It is sad, touching, and beautiful. I keep thinking that it is dreamlike in a sort of fairy tale kind of way (and fairy tales are always cruel and melancholic). The game has the good taste to leave some things ambiguous about how some characters met their ends. Oh, you know without a shadow of a doubt, but you aren’t shown it in all its gruesome banality.
There will be at least one story that will touch you emotionally. The one that moved me the most was Lewis’. I guess it hit close to home in a way. All the stories are clever and served by a powerful narration done by talented voice actors. Gregory’s story comes to mind in this regard.
While being incredibly sad, What Remains of Edith Finch isn’t pessimistic. It deals with tragedy and doesn’t ignore its nature. But it doesn’t ignore the potential of life leading there either. Running away from tragedy won’t make you more happy, but accepting that tragedy is a part of life won’t make it any less sad. At the end, the journey you have undertaken in What Remains of Edith Finch is both a fantastical one and an incredible balanced one.
A multitude of coherent personal universes
What Remains of Edith Finch is telling a story. You will advance in the game without meeting real obstacles to your progression. In a way, What Remains of Edith Finch is closer to an interactive movie than a traditional game. Yes, it is even more removed from the traditional video game experience than a Telltale game is.
And in a way I wish at was a bit less so. I wish there was some choice. Some bonus content you can access by taking a different road or by succeeding or failing at things. Because it would make What Remains of Edith Finch more re-playable. But also because it would give Edith’s actions more impact and therefore the gaming experience will be more immersive for the person holding the controller.

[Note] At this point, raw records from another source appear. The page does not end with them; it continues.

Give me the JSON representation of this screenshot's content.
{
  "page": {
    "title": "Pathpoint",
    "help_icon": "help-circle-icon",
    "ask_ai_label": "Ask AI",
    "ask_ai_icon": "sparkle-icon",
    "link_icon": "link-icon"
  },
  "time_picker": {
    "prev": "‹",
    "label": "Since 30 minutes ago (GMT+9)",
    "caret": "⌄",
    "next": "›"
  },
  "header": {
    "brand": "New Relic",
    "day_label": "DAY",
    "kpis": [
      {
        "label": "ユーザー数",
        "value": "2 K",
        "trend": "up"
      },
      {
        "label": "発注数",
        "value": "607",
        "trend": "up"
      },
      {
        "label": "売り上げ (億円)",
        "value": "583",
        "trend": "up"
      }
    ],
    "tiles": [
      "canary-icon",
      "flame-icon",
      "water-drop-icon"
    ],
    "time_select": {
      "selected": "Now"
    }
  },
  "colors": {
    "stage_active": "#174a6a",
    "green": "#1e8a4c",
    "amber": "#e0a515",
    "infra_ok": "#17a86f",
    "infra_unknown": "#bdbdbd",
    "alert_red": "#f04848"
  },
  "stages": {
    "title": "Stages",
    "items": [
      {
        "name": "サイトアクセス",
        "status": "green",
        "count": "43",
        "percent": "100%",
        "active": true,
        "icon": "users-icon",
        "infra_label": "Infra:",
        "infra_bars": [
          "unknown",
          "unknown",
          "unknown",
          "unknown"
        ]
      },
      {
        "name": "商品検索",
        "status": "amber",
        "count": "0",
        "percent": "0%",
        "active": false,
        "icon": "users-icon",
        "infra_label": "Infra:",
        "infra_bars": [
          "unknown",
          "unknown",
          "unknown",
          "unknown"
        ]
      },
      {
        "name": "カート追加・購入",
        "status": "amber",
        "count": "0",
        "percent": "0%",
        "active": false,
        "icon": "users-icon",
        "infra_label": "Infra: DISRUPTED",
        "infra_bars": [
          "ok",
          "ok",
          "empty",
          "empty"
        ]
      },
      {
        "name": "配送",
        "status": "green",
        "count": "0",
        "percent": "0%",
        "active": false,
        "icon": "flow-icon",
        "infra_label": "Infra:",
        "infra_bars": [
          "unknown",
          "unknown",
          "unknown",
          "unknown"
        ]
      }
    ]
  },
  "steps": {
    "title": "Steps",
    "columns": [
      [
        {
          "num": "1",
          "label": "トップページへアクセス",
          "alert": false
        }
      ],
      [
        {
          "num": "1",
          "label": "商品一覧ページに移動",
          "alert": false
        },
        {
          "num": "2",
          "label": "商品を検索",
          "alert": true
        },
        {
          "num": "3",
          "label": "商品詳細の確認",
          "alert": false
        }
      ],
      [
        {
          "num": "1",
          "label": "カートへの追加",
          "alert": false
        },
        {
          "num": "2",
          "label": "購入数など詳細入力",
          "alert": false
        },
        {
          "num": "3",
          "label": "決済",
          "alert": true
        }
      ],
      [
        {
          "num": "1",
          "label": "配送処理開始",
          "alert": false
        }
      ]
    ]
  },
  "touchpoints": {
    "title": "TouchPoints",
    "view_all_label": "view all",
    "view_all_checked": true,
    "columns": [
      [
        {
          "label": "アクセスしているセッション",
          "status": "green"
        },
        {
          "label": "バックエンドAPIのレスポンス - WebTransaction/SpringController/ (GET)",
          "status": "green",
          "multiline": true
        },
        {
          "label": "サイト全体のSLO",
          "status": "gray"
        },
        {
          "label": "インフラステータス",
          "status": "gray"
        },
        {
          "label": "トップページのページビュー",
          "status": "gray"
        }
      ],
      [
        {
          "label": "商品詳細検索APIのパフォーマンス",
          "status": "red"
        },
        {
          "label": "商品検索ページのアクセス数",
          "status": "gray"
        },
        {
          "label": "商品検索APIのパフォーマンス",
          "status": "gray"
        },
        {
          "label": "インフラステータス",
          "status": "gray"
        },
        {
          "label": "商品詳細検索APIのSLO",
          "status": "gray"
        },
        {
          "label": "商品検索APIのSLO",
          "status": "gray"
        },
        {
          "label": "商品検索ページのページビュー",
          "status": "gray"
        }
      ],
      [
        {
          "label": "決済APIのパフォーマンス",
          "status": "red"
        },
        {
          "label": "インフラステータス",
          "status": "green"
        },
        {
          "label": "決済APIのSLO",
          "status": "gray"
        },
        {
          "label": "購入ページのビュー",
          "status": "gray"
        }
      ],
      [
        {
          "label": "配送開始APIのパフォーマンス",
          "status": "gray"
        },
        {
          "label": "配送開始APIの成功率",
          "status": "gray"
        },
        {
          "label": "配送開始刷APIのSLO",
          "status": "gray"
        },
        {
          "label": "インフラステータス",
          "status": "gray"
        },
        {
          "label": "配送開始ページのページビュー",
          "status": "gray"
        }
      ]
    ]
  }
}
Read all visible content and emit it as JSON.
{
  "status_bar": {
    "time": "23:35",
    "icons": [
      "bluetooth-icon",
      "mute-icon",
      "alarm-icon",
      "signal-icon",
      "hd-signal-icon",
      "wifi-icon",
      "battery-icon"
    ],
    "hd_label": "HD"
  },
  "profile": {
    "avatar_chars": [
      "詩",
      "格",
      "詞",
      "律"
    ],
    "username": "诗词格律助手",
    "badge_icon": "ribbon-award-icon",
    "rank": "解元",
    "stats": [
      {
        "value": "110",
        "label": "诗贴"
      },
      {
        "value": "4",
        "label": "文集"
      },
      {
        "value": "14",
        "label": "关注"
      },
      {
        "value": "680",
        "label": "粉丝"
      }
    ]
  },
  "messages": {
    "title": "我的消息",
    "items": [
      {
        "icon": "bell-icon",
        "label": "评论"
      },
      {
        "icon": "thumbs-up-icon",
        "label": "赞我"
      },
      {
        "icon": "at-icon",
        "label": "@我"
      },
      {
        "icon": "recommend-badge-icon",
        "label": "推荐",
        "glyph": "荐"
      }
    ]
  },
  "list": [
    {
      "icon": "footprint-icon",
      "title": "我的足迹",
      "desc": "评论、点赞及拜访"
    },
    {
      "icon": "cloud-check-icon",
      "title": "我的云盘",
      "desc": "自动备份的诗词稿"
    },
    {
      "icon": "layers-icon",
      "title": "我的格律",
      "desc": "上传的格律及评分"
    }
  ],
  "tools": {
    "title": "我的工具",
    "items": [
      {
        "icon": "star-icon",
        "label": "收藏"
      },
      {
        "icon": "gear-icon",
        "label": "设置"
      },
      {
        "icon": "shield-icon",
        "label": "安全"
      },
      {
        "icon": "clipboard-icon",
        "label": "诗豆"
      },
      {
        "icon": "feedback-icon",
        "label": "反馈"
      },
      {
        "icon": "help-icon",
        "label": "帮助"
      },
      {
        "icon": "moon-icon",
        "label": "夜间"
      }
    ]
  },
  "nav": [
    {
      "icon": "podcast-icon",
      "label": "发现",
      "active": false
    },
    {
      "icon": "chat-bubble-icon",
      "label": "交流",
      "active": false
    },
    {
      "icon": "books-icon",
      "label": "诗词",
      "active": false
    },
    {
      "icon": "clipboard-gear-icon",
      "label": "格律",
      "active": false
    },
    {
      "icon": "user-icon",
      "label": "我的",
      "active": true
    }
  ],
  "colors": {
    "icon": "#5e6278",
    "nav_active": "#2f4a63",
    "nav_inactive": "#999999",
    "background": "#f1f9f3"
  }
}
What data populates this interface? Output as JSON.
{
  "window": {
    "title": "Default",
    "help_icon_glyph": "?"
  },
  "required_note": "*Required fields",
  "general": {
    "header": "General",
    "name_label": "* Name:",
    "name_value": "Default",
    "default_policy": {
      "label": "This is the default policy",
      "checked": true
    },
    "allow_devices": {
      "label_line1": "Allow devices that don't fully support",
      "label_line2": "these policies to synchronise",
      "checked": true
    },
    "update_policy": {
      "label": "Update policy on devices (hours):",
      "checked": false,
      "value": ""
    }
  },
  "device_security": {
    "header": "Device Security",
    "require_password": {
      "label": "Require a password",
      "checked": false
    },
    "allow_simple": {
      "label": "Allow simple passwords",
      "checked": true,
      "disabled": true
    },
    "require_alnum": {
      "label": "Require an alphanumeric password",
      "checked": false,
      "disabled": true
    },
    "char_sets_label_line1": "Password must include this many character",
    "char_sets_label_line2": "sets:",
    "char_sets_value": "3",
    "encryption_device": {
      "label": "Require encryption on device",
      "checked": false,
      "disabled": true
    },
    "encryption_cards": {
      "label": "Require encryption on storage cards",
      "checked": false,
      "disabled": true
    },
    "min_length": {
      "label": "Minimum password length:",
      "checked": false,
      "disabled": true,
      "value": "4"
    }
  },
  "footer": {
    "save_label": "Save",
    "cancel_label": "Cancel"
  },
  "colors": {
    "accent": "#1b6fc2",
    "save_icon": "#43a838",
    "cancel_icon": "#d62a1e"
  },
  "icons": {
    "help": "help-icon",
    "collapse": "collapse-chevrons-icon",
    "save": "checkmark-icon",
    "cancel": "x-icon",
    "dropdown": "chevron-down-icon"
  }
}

Still, credit should be given where credit is due. What Remains of Edith Finch would not have worked without the video game media. First, the first person point of view works wonderfully well for the insertion. But that’s not all.
The video game medium allows the narration to develop and present the diversity of the character’s psyche and of their story wonderfully. There is Barabara’s story inspired by survival horror games and comic books. There is Lewis’s fantasy story. There is Sam’s story being told through pictures you are taking…
Not only are the different mediums incredibly compelling but the environments you visit are enchanting. There are a lot of details in there. Some of them helping you by shedding light on some of mysteries of the house. It helps with understanding what is true and not true in the stories told by the most unreliable narrators. But the environment will also tells you who the Finches were. How close they were to each other.
It is beautiful to use the environment as a tool of storytelling. It is even more so if we consider that only the video game media actually allows you to enjoy this at its fullest. Indeed, it is the only one allowing you to explore the Finches’ house at your leisure.
In addition, the fact that you control the hands and vision of Edith really creates the illusion that you are living the meaningful moments. Mind you I played the game on a shitty TV that couldn’t be placed worse in the room in term of luminosity, and yet at the end of the game my eyes stung a little (and not from the shitty light).
If you are not hoping for a video game experience with a challenging or interesting gameplay, I highly recommend you What Remains of Edith Finch. It’s an emotional experience that will stay with you once you have finish it. I would say that the game, even if you are playing it very slowly, shouldn’t take you more than 5 hours to complete. So if you have a free afternoon and want a ride into the meaning of death, family ties, and ultimately the beauty of life, give What Remains of Edith Finch a try. I really think it won’t disappoint.